The European Commission’s Knowledge Centre for Biodiversity is one such mechanism that aims to enhance cooperation on biodiversity data and support evidence-informed policy. These platforms and mechanisms ensure that individual scientists and research institutions don’t have to re-invent the wheel to engage and provide scientific evidence for policymakers. Scientists working in relevant areas should not only make use of these resources but support their establishment and ongoing work!


5. Engage and interact with more than just policymakers

Biodiversity loss and nature restoration are both impacted and influenced by everyone. The best available scientific evidence is not only vital in creating and implementing effective policies, but is also essential in guiding cooperate decisions, NGO strategies, public participation, and the information communicated by the media. Janica Borg, Biodiversity Strategy Coordinator at the European Environment Agency, stressed a similar point highlighting that while science is vital in informing policies that can achieve biodiversity targets, we need to engage all sectors for success. She went on to explain that restoring nature should be framed as an investment to those in finance-driven sectors, rather than a cost. Grégoire Dubois, Project Leader of the European Commission’s Knowledge Centre for Biodiversity, also underscored the need to collaboratively discuss the potential benefits, consequences, and synergies of various land-use strategies across sectors to ensure all factors are considered.

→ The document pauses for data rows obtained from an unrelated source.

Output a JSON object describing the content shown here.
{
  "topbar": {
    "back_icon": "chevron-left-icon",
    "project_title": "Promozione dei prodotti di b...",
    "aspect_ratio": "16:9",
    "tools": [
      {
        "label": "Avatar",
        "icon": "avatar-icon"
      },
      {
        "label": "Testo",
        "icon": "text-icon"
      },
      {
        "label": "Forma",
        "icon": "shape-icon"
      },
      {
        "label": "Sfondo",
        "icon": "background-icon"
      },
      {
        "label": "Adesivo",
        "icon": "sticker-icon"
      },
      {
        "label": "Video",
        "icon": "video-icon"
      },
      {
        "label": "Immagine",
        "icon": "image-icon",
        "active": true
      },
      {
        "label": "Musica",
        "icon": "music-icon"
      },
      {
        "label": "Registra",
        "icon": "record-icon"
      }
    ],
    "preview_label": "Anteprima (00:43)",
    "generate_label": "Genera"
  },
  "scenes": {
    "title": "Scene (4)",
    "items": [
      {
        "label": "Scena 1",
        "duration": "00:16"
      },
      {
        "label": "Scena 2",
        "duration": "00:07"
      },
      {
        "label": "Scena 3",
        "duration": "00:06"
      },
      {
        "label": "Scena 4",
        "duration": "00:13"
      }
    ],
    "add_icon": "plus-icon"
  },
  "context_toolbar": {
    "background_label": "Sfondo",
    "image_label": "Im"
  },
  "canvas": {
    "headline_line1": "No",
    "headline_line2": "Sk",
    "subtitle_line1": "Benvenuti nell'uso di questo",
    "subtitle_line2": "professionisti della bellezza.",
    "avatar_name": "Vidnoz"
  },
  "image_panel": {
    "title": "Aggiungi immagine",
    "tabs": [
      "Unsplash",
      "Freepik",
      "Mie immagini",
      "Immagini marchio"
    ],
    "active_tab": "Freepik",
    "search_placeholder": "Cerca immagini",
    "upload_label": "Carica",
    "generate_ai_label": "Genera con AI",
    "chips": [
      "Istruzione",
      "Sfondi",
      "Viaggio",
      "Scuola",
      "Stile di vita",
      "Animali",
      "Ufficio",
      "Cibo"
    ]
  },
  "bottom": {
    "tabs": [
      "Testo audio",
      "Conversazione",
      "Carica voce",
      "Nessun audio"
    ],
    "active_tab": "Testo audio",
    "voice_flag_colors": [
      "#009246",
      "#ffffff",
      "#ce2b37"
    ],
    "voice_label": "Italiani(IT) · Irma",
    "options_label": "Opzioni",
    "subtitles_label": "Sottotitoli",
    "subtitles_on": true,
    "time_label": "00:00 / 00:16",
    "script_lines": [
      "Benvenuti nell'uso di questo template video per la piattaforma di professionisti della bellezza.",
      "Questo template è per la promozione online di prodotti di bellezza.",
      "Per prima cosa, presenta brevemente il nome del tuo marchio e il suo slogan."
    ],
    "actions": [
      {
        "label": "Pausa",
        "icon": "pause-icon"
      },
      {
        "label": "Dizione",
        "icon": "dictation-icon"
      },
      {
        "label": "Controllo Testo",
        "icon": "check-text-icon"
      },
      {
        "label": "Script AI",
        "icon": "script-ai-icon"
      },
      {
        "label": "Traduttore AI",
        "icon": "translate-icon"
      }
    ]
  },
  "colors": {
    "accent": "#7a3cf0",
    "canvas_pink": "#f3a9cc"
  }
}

To provide useful information and effectively engage different sectors, scientists need to listen and respond to specific challenges and concerns. When appropriate, scientists who are creating a knowledge synthesis for policymakers should also consider consulting with non-academic sectors, such as indigenous peoples or relevant businesses, to ensure the information being provided is comprehensive. While engaging a diverse array of stakeholders to better understand their information needs and perspectives may be time consuming, it can provide you with inspiration for new research projects, diversify your network, and create opportunities for future collaborations and work. Attending non-academic events that are relevant to your research (whether they be community, business, or policy focused) can be a great way to start meeting relevant stakeholders.

Panel discussion during the ‘Supporting the EU’s Biodiversity Targets by Bridging the Science-Policy Divide’ event. Image credit: Simon Clark

The EGU Biodiversity Task Force aims to adopt these take-home messages and continue to provide policymakers working on relevant legislation with useful and timely information. As Task Force member Felicia Akinyemi said, “I see the EGU Biodiversity Task Force working as an Honest Broker for scientific knowledge. We’re able to support in the provision of scientific information, in the scrutiny of scientific evidence, and in highlighting the different consequence of policy actions.”

If you would like any further information on the event, EGU’s Policy Programme, or how EGU is supporting the EU’s biodiversity targets, please get in touch via You can also watch or rewatch the event here and keep an eye on global biodiversity policy developments this month by following the COP15, a UN biodiversity conference that will see countries come together from 7–19 December 2022 to hopefully create a pathway to halt biodiversity loss and restore nature.

Avatar photo
Chloe Hill is the EGU Policy Manager. In this role, she provides scientists with information and resources that enable them to actively engage in the European policy process. She coordinates several activities that provide policymakers with scientific information and connects them with researchers around Europe. Chloe previously worked for the African EU Energy Partnership, and as a research assistant for the Indo-German Centre for Sustainability, the Institute of Climate and Sustainable Cities, and Forestry Tasmania. Chloe tweets at @Chl0e_Hill

Leave a Reply

Your email address will not be published. Required fields are marked *

You may use these HTML tags and attributes: <a href="" title=""> <abbr title=""> <acronym title=""> <b> <blockquote cite=""> <cite> <code> <del datetime=""> <em> <i> <q cite=""> <s> <strike> <strong>